Design can be a liability.
In mid-January, a single state government employee sent a “ballistic missile threat inbound” emergency alert to Hawaiians. For 38 minutes, residents scrambled into bomb shelters and bathtubs, thinking they were going to die.
When images of the interface used to send both test and real emergency messages were released, it became apparent what could have caused the problem. Human error? Sure. But no one person can really be fully blamed for making a mistake while using such a potentially confusing system.
Such is often the consequences that poorly designed content and under-tested user interfaces threaten to unleash on any agency operating under legacy systems. We’ve since learned that the employee in question actually thought they were supposed to send a real alert because of the content of a further confusing recording that includes both the phrases “exercise, exercise, exercise” and “this is not a drill.”
Design problems abound here. Why are test and real messages jumbled up together in the same list on the screen? Why do all messages not begin with the intended action words (e.g, test only, real emergency)? It’s also possible the legibility and spacing of the links could contribute to future malfunctions if not corrected. And the scripts for recordings employees hear to trigger alerts obviously need reconsidered. There are certainly other improvements to be made in how the workflows, confirmations and other elements work as well, as noted by author and eminent design researcher Don Norman.
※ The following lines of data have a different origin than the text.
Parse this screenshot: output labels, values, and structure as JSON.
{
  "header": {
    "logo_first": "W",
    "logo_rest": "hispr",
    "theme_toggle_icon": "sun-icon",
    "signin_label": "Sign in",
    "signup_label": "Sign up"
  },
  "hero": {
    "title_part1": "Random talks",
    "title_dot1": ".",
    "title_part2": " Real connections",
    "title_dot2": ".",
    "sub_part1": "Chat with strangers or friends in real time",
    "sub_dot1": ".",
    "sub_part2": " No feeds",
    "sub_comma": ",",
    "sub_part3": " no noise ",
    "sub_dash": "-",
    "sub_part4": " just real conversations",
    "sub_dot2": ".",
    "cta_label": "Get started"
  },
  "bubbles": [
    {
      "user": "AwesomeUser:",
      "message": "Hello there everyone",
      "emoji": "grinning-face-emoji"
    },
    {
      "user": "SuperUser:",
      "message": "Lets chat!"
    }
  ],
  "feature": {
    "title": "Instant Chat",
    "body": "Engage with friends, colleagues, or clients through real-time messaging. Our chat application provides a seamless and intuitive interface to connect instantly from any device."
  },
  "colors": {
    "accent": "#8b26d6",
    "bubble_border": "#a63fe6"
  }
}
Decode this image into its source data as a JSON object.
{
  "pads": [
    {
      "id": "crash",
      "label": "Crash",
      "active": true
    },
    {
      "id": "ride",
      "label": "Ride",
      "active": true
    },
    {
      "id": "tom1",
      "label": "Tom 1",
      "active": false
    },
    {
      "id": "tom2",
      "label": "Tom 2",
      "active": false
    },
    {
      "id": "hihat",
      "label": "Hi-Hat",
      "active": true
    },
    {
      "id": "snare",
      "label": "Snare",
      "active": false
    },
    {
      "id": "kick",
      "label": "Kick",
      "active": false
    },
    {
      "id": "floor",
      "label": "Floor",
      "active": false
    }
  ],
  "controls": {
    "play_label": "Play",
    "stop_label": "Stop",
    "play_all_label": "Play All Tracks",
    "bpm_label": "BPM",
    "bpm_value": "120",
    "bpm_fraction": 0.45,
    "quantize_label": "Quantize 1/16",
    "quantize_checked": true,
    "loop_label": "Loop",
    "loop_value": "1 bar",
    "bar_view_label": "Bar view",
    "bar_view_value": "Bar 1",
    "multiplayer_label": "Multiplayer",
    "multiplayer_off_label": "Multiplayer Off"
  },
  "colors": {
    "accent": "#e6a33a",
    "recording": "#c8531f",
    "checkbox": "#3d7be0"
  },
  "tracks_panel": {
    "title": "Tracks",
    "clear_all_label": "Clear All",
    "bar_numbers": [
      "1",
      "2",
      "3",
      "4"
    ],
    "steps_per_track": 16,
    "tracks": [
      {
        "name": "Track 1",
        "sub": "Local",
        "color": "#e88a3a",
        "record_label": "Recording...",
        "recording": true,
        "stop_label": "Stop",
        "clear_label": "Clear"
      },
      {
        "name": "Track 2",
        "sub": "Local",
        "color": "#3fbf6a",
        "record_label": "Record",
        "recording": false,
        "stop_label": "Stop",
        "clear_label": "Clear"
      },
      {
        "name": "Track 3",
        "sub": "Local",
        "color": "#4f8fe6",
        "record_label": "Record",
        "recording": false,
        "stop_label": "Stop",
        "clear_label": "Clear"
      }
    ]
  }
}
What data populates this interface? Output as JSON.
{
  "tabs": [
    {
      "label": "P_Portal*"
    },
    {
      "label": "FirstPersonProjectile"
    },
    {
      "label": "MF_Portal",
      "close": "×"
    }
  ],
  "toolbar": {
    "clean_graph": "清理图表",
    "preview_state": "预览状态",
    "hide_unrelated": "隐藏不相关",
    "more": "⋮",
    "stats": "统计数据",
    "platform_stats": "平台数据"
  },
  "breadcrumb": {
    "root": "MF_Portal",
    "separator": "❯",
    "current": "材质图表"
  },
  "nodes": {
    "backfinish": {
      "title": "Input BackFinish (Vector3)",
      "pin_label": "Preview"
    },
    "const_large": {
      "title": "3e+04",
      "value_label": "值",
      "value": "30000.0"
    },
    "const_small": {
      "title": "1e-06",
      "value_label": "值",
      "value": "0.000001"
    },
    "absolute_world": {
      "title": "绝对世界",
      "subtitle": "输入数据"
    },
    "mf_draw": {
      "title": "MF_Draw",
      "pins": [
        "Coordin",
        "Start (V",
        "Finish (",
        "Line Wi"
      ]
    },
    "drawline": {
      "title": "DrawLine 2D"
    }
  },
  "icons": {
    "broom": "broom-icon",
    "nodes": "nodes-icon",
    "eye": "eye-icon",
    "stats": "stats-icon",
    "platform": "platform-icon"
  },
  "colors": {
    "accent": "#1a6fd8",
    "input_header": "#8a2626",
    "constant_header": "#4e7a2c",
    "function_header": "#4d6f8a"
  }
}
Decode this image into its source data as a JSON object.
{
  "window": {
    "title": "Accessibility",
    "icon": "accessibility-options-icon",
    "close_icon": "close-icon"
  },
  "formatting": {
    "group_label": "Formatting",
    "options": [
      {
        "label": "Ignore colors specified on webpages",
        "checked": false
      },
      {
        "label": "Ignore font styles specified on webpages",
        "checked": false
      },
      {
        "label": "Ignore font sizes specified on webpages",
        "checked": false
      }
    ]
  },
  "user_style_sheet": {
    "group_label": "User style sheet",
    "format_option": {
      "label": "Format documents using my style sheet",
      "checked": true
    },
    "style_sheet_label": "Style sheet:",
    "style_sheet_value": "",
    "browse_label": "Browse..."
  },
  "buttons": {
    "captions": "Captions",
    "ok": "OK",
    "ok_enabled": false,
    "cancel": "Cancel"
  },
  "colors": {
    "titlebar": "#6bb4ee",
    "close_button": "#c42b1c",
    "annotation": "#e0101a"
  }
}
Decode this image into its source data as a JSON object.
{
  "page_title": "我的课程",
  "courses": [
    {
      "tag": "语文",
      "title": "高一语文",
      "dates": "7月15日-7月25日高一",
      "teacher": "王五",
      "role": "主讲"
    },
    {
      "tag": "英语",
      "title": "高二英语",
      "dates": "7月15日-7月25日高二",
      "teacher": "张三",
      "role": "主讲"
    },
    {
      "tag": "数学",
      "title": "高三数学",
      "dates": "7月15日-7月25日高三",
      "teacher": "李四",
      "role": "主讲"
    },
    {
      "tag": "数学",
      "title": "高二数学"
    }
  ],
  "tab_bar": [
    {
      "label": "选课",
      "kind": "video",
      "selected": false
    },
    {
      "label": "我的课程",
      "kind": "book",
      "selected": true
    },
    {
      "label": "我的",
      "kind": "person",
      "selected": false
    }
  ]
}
Citizen Experience is Critical to Agency Success
Not all government websites and systems are as high-profile as one that notifies people of potential nuclear war with North Korea. But they’re all still meaningful to some group of constituents, and if particular attention is not paid to the user experience of those systems—then the agency is facing unnecessary risk.
Being able to find and access information on your website or easily complete a task on your enterprise system matters to someone (probably a whole lot of someones). And a critical failure to deliver may impact how you and your program are measured by supervisors, stakeholders and citizens. To put it bluntly, to ensure satisfaction and reduce error, experience design should be part of every single IT and communication endeavor.
Some possible applications that don’t involve missiles include:
- Ensuring state agency partners or parents can find relevant information for getting help for children in need of care or to report abuse.
- Enabling veterans with more easily navigated self-service options for obtaining benefits.
- Using mobile devices to get just-in-time health information to people facing addiction.
- Helping people understand their options in health insurance marketplaces.
- Keeping utility grids up and running, and building in systems that efficiently manage demand-response needs
- Clearly tracking and processing payments to and from organizations or beneficiaries.
- Monitoring and acting upon immigration status information in collaboration with other state and federal agencies.
- Tracking environmental and other disaster event records, resource needs and related components
- Dispersing transportation-related information to state agencies and citizens.
- Collecting and providing taxpayer information to decrease audit backlogs and optimize the processing of returns.
Human-Centered Design Reduces Human Error
Additional training for government employees charged with managing critical national security and infrastructure tools is certainly never a bad thing. However, the blame can’t be thrust entirely upon them when things go wrong, and we can’t train regular citizens who need to use public government websites and tools.
I’d argue that more training shouldn’t be necessary if the systems are designed within the context of how humans actually think and use similar technologies in the first place. Take the Hawaii example: We don’t need to be trained how to click links and buttons or listen to recordings. The links, buttons and content itself all need to be usable.
In other words, don’t let a programmer design poorly worded and arranged links and buttons. I love programmers a whole lot. I call many of them my friends. But this type of work requires people who think about people first, then technology second.
An experience strategist, trained in user research, can observe what people are familiar with and what they prefer. UX design teams can create the prototypes. Content strategists and information architects can choose the wording and order the information. UX researchers can test it all prior to implementation. And then the experience team can iterate regularly as it makes new discoveries grounded in actual data.
Human-centered design is a well-established discipline, but for government, it’s a new way of thinking. Government doesn’t yet often prioritize funding dedicated to experience design-centric iterations on its systems (most proposal requests never cover it). Often, a lot of resources are spent maintaining legacy systems and the old way of doing business instead. That focus needs to change to increase the likelihood that citizens get the right information and services at the right time.
Design Success in the Details
America’s public sector has made great strides in recent years to improve the design of its websites and other online applications. The advent of innovative approaches to improving user experience driven by digital government groups like 18F, and the principles laid out in the Obama White House’s Digital Government Strategy, have been good for citizens.
But there’s still work to be done. Massive amounts of it. And neglecting important experience elements—content strategy, human-centered design and data-driven decisions about information architecture—could spell crisis for government agencies. Even the most subtle word choices and interface options can have life or death consequences.
Hawaii’s moment in the spotlight won’t be the last government design disaster caused by a bad user experience. That’s why now is the time to ask: Will your agency be next?
Josh DeLung is a digital engagement manager at ICF.